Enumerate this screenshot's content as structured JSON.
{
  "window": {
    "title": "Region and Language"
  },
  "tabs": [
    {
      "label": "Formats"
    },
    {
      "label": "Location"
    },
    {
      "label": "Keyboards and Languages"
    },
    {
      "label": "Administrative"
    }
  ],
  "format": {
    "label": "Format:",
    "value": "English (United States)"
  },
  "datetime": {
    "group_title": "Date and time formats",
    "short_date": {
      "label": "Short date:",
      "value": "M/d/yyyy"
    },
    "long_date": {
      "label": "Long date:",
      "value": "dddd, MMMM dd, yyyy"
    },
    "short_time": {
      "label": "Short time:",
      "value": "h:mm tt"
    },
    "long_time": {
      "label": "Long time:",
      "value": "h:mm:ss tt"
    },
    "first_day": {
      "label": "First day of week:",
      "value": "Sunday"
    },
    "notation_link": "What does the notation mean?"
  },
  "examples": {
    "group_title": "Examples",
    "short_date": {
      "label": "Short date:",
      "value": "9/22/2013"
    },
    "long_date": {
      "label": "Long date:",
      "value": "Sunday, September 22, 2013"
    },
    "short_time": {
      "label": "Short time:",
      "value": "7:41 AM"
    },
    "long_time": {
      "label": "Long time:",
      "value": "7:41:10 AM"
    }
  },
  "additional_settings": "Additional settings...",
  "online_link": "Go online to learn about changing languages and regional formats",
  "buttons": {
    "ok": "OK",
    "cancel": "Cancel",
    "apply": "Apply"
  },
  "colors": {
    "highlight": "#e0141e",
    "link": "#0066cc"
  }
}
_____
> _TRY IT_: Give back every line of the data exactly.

> _RESPONSE FOR THIS EXERCISE_:
Enumerate this screenshot's content as structured JSON.
{
  "window": {
    "title": "Region and Language"
  },
  "tabs": [
    {
      "label": "Formats"
    },
    {
      "label": "Location"
    },
    {
      "label": "Keyboards and Languages"
    },
    {
      "label": "Administrative"
    }
  ],
  "format": {
    "label": "Format:",
    "value": "English (United States)"
  },
  "datetime": {
    "group_title": "Date and time formats",
    "short_date": {
      "label": "Short date:",
      "value": "M/d/yyyy"
    },
    "long_date": {
      "label": "Long date:",
      "value": "dddd, MMMM dd, yyyy"
    },
    "short_time": {
      "label": "Short time:",
      "value": "h:mm tt"
    },
    "long_time": {
      "label": "Long time:",
      "value": "h:mm:ss tt"
    },
    "first_day": {
      "label": "First day of week:",
      "value": "Sunday"
    },
    "notation_link": "What does the notation mean?"
  },
  "examples": {
    "group_title": "Examples",
    "short_date": {
      "label": "Short date:",
      "value": "9/22/2013"
    },
    "long_date": {
      "label": "Long date:",
      "value": "Sunday, September 22, 2013"
    },
    "short_time": {
      "label": "Short time:",
      "value": "7:41 AM"
    },
    "long_time": {
      "label": "Long time:",
      "value": "7:41:10 AM"
    }
  },
  "additional_settings": "Additional settings...",
  "online_link": "Go online to learn about changing languages and regional formats",
  "buttons": {
    "ok": "OK",
    "cancel": "Cancel",
    "apply": "Apply"
  },
  "colors": {
    "highlight": "#e0141e",
    "link": "#0066cc"
  }
}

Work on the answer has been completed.